Your task is to restate every entry below word for word and omit the images.

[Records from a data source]
########################################
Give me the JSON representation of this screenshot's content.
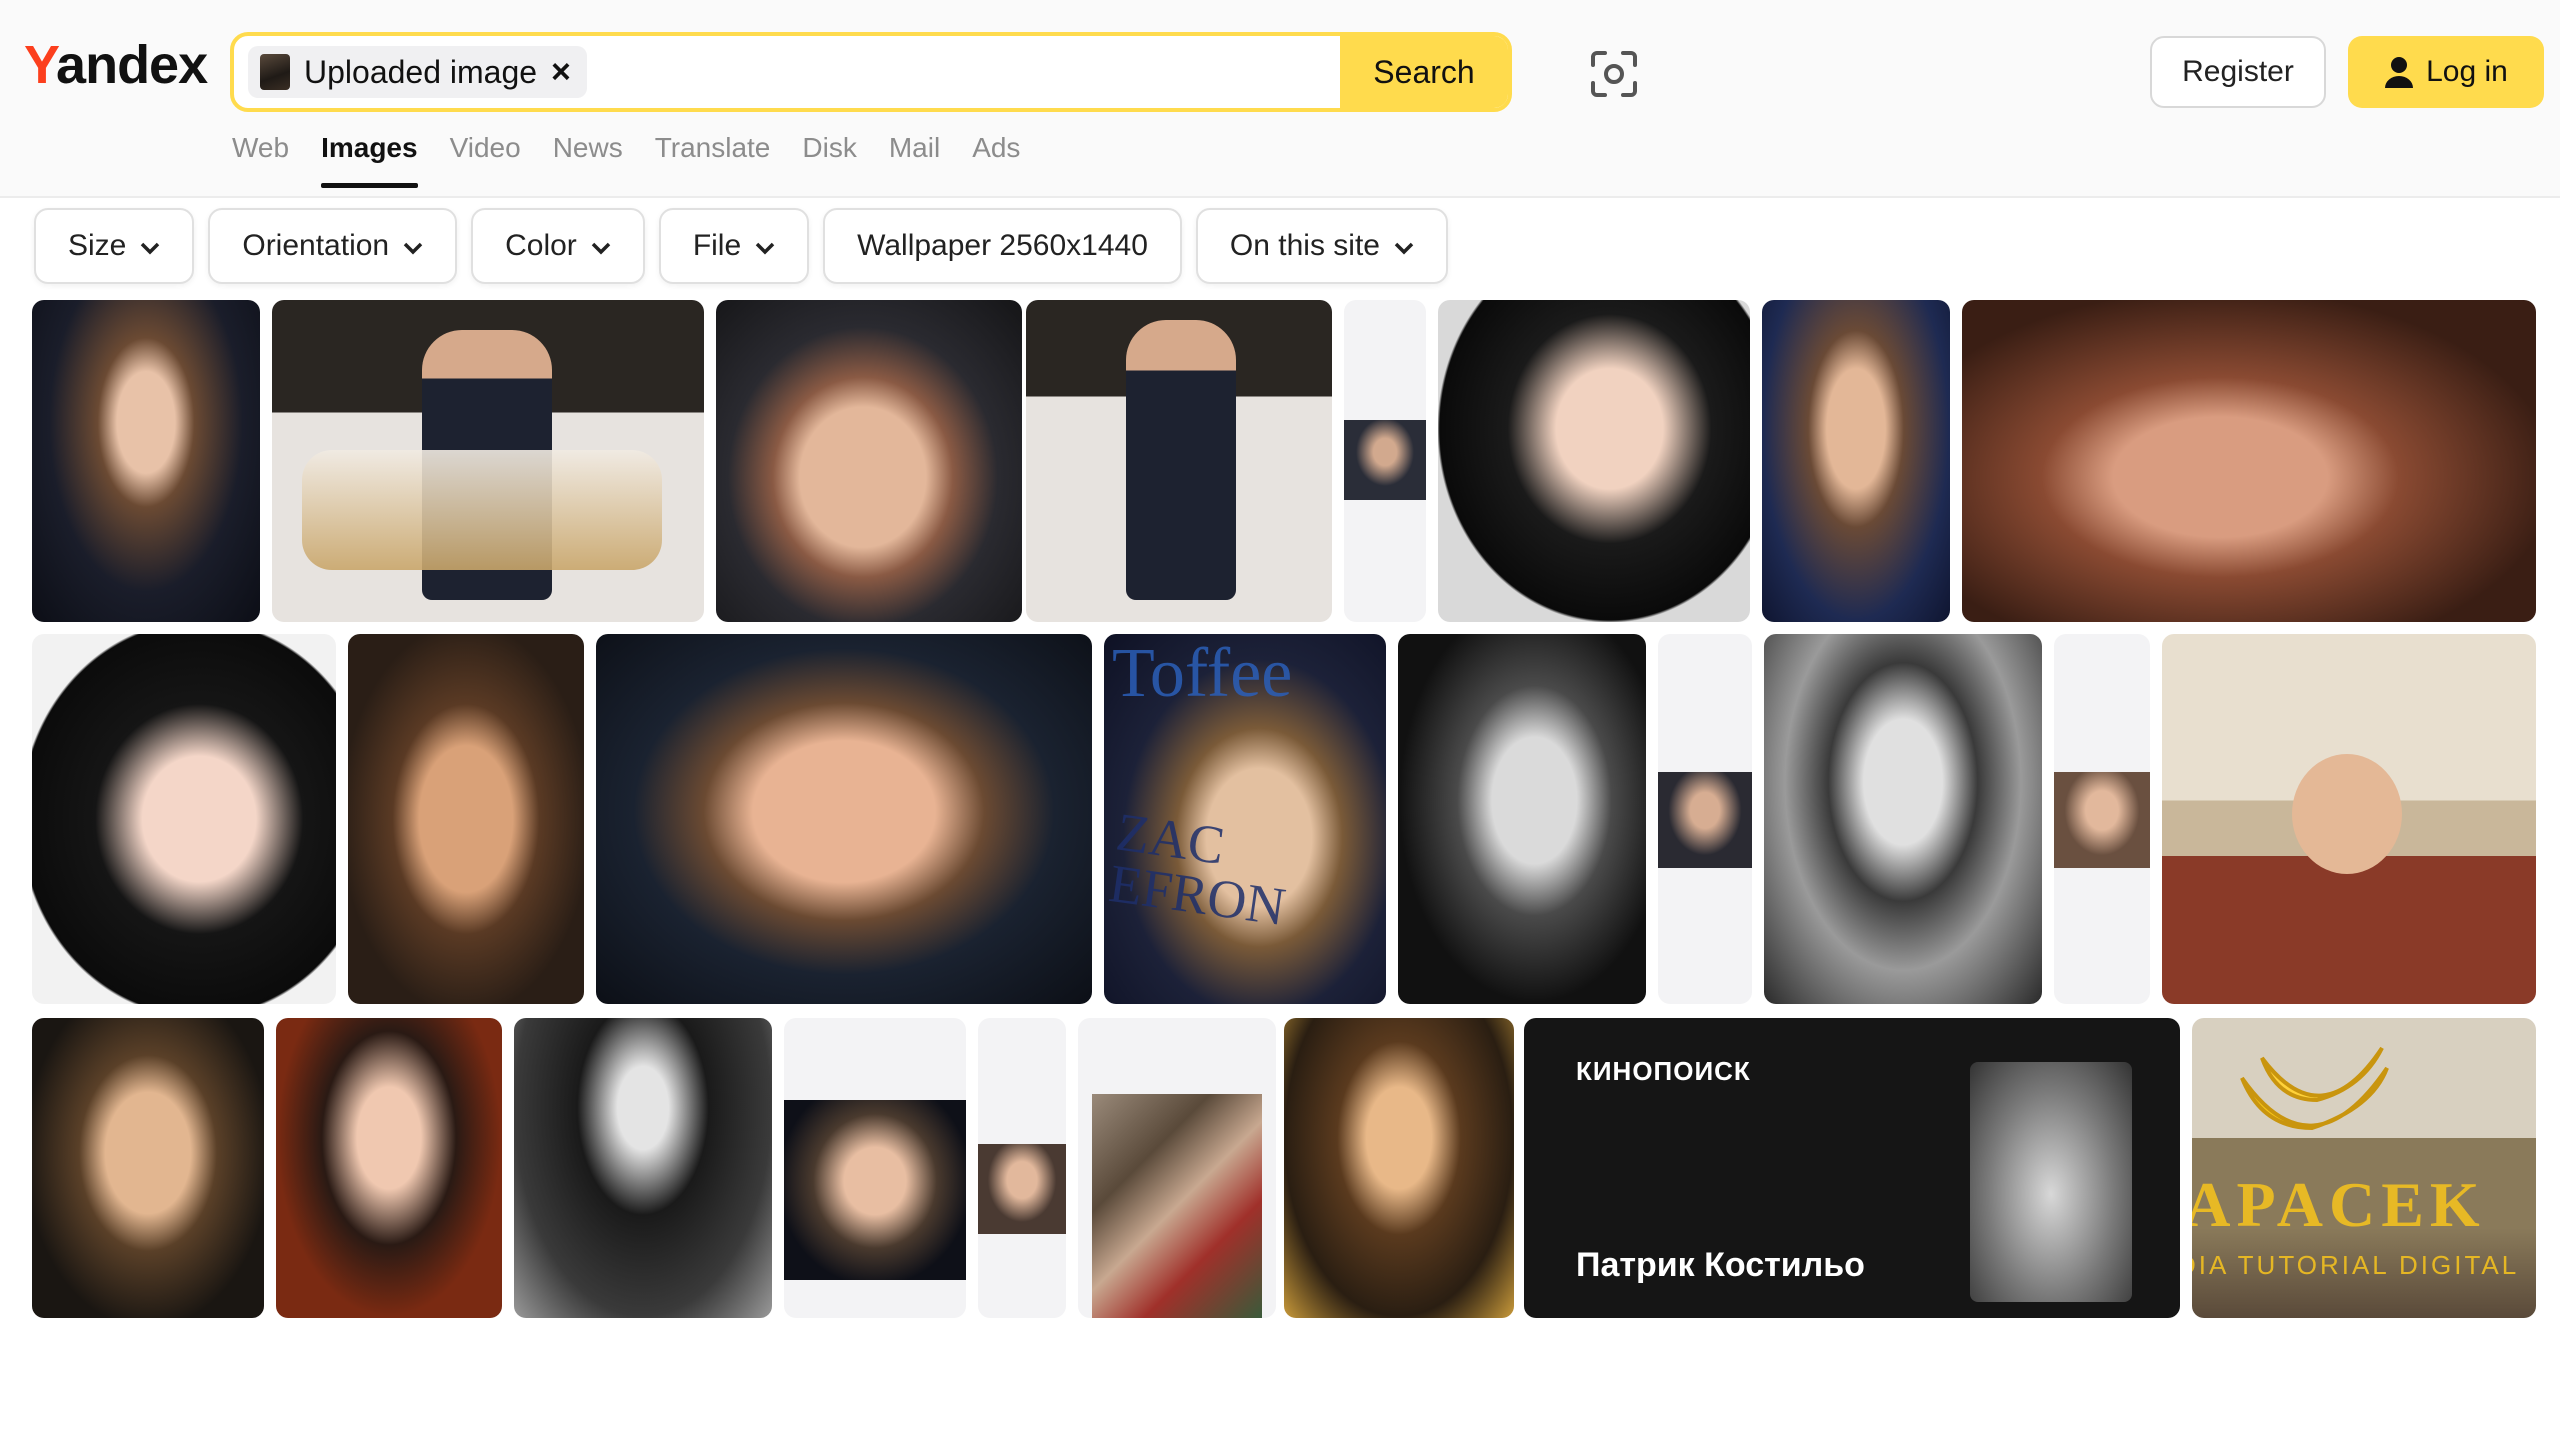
{
  "logo": {
    "first": "Y",
    "rest": "andex"
  },
  "search": {
    "chip_label": "Uploaded image",
    "chip_close": "×",
    "button_label": "Search",
    "query": ""
  },
  "header": {
    "register_label": "Register",
    "login_label": "Log in"
  },
  "tabs": [
    {
      "label": "Web",
      "active": false
    },
    {
      "label": "Images",
      "active": true
    },
    {
      "label": "Video",
      "active": false
    },
    {
      "label": "News",
      "active": false
    },
    {
      "label": "Translate",
      "active": false
    },
    {
      "label": "Disk",
      "active": false
    },
    {
      "label": "Mail",
      "active": false
    },
    {
      "label": "Ads",
      "active": false
    }
  ],
  "filters": [
    {
      "label": "Size",
      "has_dropdown": true
    },
    {
      "label": "Orientation",
      "has_dropdown": true
    },
    {
      "label": "Color",
      "has_dropdown": true
    },
    {
      "label": "File",
      "has_dropdown": true
    },
    {
      "label": "Wallpaper 2560x1440",
      "has_dropdown": false
    },
    {
      "label": "On this site",
      "has_dropdown": true
    }
  ],
  "results": {
    "kinopoisk_brand": "КИНОПОИСК",
    "kinopoisk_name": "Патрик Костильо",
    "magazine_title": "Toffee",
    "magazine_cover_name": "ZAC EFRON",
    "watermark_text": "CAPACEK",
    "watermark_sub": "MEDIA TUTORIAL DIGITAL"
  },
  "colors": {
    "accent": "#ffdb4d",
    "logo_red": "#fc3f1d",
    "tab_inactive": "#8c8c8c"
  }
}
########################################
Answer below:
Give me the JSON representation of this screenshot's content.
{
  "logo": {
    "first": "Y",
    "rest": "andex"
  },
  "search": {
    "chip_label": "Uploaded image",
    "chip_close": "×",
    "button_label": "Search",
    "query": ""
  },
  "header": {
    "register_label": "Register",
    "login_label": "Log in"
  },
  "tabs": [
    {
      "label": "Web",
      "active": false
    },
    {
      "label": "Images",
      "active": true
    },
    {
      "label": "Video",
      "active": false
    },
    {
      "label": "News",
      "active": false
    },
    {
      "label": "Translate",
      "active": false
    },
    {
      "label": "Disk",
      "active": false
    },
    {
      "label": "Mail",
      "active": false
    },
    {
      "label": "Ads",
      "active": false
    }
  ],
  "filters": [
    {
      "label": "Size",
      "has_dropdown": true
    },
    {
      "label": "Orientation",
      "has_dropdown": true
    },
    {
      "label": "Color",
      "has_dropdown": true
    },
    {
      "label": "File",
      "has_dropdown": true
    },
    {
      "label": "Wallpaper 2560x1440",
      "has_dropdown": false
    },
    {
      "label": "On this site",
      "has_dropdown": true
    }
  ],
  "results": {
    "kinopoisk_brand": "КИНОПОИСК",
    "kinopoisk_name": "Патрик Костильо",
    "magazine_title": "Toffee",
    "magazine_cover_name": "ZAC EFRON",
    "watermark_text": "CAPACEK",
    "watermark_sub": "MEDIA TUTORIAL DIGITAL"
  },
  "colors": {
    "accent": "#ffdb4d",
    "logo_red": "#fc3f1d",
    "tab_inactive": "#8c8c8c"
  }
}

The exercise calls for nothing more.